[Data]
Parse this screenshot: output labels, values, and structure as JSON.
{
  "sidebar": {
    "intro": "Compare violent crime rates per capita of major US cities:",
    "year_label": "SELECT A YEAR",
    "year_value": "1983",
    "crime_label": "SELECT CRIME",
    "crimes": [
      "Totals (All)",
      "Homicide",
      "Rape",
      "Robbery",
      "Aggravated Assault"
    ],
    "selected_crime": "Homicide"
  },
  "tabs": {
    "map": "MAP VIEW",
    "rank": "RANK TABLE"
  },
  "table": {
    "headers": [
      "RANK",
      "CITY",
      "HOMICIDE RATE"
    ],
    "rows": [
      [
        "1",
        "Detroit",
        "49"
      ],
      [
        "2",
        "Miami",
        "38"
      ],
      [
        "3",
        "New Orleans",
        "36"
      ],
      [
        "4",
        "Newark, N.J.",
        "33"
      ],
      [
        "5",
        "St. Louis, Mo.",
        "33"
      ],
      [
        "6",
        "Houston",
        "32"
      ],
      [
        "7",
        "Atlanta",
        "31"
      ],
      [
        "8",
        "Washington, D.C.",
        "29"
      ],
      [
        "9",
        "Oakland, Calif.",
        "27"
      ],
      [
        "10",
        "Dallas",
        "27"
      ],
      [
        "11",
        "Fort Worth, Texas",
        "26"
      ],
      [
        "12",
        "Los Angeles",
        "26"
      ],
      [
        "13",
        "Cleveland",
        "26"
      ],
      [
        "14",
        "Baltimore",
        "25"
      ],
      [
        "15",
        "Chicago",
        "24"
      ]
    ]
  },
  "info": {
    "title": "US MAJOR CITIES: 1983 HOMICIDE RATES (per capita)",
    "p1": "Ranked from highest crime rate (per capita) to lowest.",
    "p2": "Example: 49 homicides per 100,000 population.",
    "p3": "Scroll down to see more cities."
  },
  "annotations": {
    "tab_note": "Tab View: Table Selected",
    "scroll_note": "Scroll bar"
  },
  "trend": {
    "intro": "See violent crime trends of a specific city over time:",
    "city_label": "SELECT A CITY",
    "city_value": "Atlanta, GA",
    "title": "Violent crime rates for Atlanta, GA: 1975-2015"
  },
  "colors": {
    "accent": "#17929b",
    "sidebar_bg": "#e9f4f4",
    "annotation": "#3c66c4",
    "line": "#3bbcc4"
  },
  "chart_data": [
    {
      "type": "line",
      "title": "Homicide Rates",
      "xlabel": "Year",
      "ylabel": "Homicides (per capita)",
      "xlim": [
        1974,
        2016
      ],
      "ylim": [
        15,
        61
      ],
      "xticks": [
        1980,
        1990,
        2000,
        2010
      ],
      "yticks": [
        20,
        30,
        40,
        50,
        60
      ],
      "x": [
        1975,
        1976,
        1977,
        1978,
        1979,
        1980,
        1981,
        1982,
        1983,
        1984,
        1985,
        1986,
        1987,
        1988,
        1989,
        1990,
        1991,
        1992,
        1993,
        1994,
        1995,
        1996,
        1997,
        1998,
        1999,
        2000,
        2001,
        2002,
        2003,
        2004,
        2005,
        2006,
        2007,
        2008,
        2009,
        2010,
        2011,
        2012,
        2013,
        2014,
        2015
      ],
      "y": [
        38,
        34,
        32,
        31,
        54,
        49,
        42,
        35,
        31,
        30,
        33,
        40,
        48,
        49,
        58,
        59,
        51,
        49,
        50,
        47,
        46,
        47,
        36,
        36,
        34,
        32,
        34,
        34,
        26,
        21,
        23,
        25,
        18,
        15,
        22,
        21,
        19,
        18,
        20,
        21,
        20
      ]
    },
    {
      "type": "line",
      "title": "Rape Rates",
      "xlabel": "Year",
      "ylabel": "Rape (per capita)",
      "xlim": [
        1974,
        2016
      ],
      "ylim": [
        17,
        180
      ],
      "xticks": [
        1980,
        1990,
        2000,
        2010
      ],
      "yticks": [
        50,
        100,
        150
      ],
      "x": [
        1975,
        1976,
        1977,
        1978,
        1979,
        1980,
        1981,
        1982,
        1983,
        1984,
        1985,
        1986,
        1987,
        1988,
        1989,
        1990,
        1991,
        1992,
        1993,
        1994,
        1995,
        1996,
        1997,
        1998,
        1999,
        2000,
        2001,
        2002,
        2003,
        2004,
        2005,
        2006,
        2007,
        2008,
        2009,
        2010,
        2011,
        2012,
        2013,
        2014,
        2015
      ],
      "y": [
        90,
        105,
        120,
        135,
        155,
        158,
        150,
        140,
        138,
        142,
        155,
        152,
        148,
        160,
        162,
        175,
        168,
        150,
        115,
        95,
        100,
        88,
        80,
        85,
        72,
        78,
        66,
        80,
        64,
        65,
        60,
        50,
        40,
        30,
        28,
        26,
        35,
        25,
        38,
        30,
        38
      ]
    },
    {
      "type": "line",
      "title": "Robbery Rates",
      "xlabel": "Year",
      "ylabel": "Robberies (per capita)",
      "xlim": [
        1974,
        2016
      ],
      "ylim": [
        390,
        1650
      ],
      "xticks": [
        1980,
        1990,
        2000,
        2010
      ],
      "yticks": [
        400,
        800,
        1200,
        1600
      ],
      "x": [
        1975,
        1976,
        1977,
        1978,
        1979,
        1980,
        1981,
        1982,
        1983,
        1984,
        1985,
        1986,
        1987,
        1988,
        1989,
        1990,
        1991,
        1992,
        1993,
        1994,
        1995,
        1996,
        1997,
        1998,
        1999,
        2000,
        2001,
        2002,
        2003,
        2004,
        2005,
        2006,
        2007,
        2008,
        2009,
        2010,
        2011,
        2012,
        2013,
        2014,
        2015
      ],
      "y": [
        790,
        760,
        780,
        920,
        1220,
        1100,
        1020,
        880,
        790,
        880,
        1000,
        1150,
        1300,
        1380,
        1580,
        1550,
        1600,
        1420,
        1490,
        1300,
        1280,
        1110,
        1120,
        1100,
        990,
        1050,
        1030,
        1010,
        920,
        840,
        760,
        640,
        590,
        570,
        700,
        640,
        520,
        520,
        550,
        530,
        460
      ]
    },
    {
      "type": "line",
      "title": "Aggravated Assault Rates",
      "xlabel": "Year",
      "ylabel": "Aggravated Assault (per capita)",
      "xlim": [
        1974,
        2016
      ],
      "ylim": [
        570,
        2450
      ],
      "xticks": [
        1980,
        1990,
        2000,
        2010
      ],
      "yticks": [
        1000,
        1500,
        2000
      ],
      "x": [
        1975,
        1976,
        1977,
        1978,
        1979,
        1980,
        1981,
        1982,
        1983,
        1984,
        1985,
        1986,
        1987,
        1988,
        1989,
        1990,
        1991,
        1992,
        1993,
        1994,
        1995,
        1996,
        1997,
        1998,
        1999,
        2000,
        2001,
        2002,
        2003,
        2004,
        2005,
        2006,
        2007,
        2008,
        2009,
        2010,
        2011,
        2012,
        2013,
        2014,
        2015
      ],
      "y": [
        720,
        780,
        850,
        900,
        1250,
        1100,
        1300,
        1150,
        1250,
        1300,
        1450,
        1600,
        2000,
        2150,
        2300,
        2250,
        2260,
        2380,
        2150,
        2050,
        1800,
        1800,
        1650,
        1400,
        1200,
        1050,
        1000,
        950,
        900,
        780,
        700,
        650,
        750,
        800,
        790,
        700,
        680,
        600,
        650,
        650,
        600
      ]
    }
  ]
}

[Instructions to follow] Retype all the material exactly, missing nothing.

[Answer to this exercise]
Parse this screenshot: output labels, values, and structure as JSON.
{
  "sidebar": {
    "intro": "Compare violent crime rates per capita of major US cities:",
    "year_label": "SELECT A YEAR",
    "year_value": "1983",
    "crime_label": "SELECT CRIME",
    "crimes": [
      "Totals (All)",
      "Homicide",
      "Rape",
      "Robbery",
      "Aggravated Assault"
    ],
    "selected_crime": "Homicide"
  },
  "tabs": {
    "map": "MAP VIEW",
    "rank": "RANK TABLE"
  },
  "table": {
    "headers": [
      "RANK",
      "CITY",
      "HOMICIDE RATE"
    ],
    "rows": [
      [
        "1",
        "Detroit",
        "49"
      ],
      [
        "2",
        "Miami",
        "38"
      ],
      [
        "3",
        "New Orleans",
        "36"
      ],
      [
        "4",
        "Newark, N.J.",
        "33"
      ],
      [
        "5",
        "St. Louis, Mo.",
        "33"
      ],
      [
        "6",
        "Houston",
        "32"
      ],
      [
        "7",
        "Atlanta",
        "31"
      ],
      [
        "8",
        "Washington, D.C.",
        "29"
      ],
      [
        "9",
        "Oakland, Calif.",
        "27"
      ],
      [
        "10",
        "Dallas",
        "27"
      ],
      [
        "11",
        "Fort Worth, Texas",
        "26"
      ],
      [
        "12",
        "Los Angeles",
        "26"
      ],
      [
        "13",
        "Cleveland",
        "26"
      ],
      [
        "14",
        "Baltimore",
        "25"
      ],
      [
        "15",
        "Chicago",
        "24"
      ]
    ]
  },
  "info": {
    "title": "US MAJOR CITIES: 1983 HOMICIDE RATES (per capita)",
    "p1": "Ranked from highest crime rate (per capita) to lowest.",
    "p2": "Example: 49 homicides per 100,000 population.",
    "p3": "Scroll down to see more cities."
  },
  "annotations": {
    "tab_note": "Tab View: Table Selected",
    "scroll_note": "Scroll bar"
  },
  "trend": {
    "intro": "See violent crime trends of a specific city over time:",
    "city_label": "SELECT A CITY",
    "city_value": "Atlanta, GA",
    "title": "Violent crime rates for Atlanta, GA: 1975-2015"
  },
  "colors": {
    "accent": "#17929b",
    "sidebar_bg": "#e9f4f4",
    "annotation": "#3c66c4",
    "line": "#3bbcc4"
  },
  "chart_data": [
    {
      "type": "line",
      "title": "Homicide Rates",
      "xlabel": "Year",
      "ylabel": "Homicides (per capita)",
      "xlim": [
        1974,
        2016
      ],
      "ylim": [
        15,
        61
      ],
      "xticks": [
        1980,
        1990,
        2000,
        2010
      ],
      "yticks": [
        20,
        30,
        40,
        50,
        60
      ],
      "x": [
        1975,
        1976,
        1977,
        1978,
        1979,
        1980,
        1981,
        1982,
        1983,
        1984,
        1985,
        1986,
        1987,
        1988,
        1989,
        1990,
        1991,
        1992,
        1993,
        1994,
        1995,
        1996,
        1997,
        1998,
        1999,
        2000,
        2001,
        2002,
        2003,
        2004,
        2005,
        2006,
        2007,
        2008,
        2009,
        2010,
        2011,
        2012,
        2013,
        2014,
        2015
      ],
      "y": [
        38,
        34,
        32,
        31,
        54,
        49,
        42,
        35,
        31,
        30,
        33,
        40,
        48,
        49,
        58,
        59,
        51,
        49,
        50,
        47,
        46,
        47,
        36,
        36,
        34,
        32,
        34,
        34,
        26,
        21,
        23,
        25,
        18,
        15,
        22,
        21,
        19,
        18,
        20,
        21,
        20
      ]
    },
    {
      "type": "line",
      "title": "Rape Rates",
      "xlabel": "Year",
      "ylabel": "Rape (per capita)",
      "xlim": [
        1974,
        2016
      ],
      "ylim": [
        17,
        180
      ],
      "xticks": [
        1980,
        1990,
        2000,
        2010
      ],
      "yticks": [
        50,
        100,
        150
      ],
      "x": [
        1975,
        1976,
        1977,
        1978,
        1979,
        1980,
        1981,
        1982,
        1983,
        1984,
        1985,
        1986,
        1987,
        1988,
        1989,
        1990,
        1991,
        1992,
        1993,
        1994,
        1995,
        1996,
        1997,
        1998,
        1999,
        2000,
        2001,
        2002,
        2003,
        2004,
        2005,
        2006,
        2007,
        2008,
        2009,
        2010,
        2011,
        2012,
        2013,
        2014,
        2015
      ],
      "y": [
        90,
        105,
        120,
        135,
        155,
        158,
        150,
        140,
        138,
        142,
        155,
        152,
        148,
        160,
        162,
        175,
        168,
        150,
        115,
        95,
        100,
        88,
        80,
        85,
        72,
        78,
        66,
        80,
        64,
        65,
        60,
        50,
        40,
        30,
        28,
        26,
        35,
        25,
        38,
        30,
        38
      ]
    },
    {
      "type": "line",
      "title": "Robbery Rates",
      "xlabel": "Year",
      "ylabel": "Robberies (per capita)",
      "xlim": [
        1974,
        2016
      ],
      "ylim": [
        390,
        1650
      ],
      "xticks": [
        1980,
        1990,
        2000,
        2010
      ],
      "yticks": [
        400,
        800,
        1200,
        1600
      ],
      "x": [
        1975,
        1976,
        1977,
        1978,
        1979,
        1980,
        1981,
        1982,
        1983,
        1984,
        1985,
        1986,
        1987,
        1988,
        1989,
        1990,
        1991,
        1992,
        1993,
        1994,
        1995,
        1996,
        1997,
        1998,
        1999,
        2000,
        2001,
        2002,
        2003,
        2004,
        2005,
        2006,
        2007,
        2008,
        2009,
        2010,
        2011,
        2012,
        2013,
        2014,
        2015
      ],
      "y": [
        790,
        760,
        780,
        920,
        1220,
        1100,
        1020,
        880,
        790,
        880,
        1000,
        1150,
        1300,
        1380,
        1580,
        1550,
        1600,
        1420,
        1490,
        1300,
        1280,
        1110,
        1120,
        1100,
        990,
        1050,
        1030,
        1010,
        920,
        840,
        760,
        640,
        590,
        570,
        700,
        640,
        520,
        520,
        550,
        530,
        460
      ]
    },
    {
      "type": "line",
      "title": "Aggravated Assault Rates",
      "xlabel": "Year",
      "ylabel": "Aggravated Assault (per capita)",
      "xlim": [
        1974,
        2016
      ],
      "ylim": [
        570,
        2450
      ],
      "xticks": [
        1980,
        1990,
        2000,
        2010
      ],
      "yticks": [
        1000,
        1500,
        2000
      ],
      "x": [
        1975,
        1976,
        1977,
        1978,
        1979,
        1980,
        1981,
        1982,
        1983,
        1984,
        1985,
        1986,
        1987,
        1988,
        1989,
        1990,
        1991,
        1992,
        1993,
        1994,
        1995,
        1996,
        1997,
        1998,
        1999,
        2000,
        2001,
        2002,
        2003,
        2004,
        2005,
        2006,
        2007,
        2008,
        2009,
        2010,
        2011,
        2012,
        2013,
        2014,
        2015
      ],
      "y": [
        720,
        780,
        850,
        900,
        1250,
        1100,
        1300,
        1150,
        1250,
        1300,
        1450,
        1600,
        2000,
        2150,
        2300,
        2250,
        2260,
        2380,
        2150,
        2050,
        1800,
        1800,
        1650,
        1400,
        1200,
        1050,
        1000,
        950,
        900,
        780,
        700,
        650,
        750,
        800,
        790,
        700,
        680,
        600,
        650,
        650,
        600
      ]
    }
  ]
}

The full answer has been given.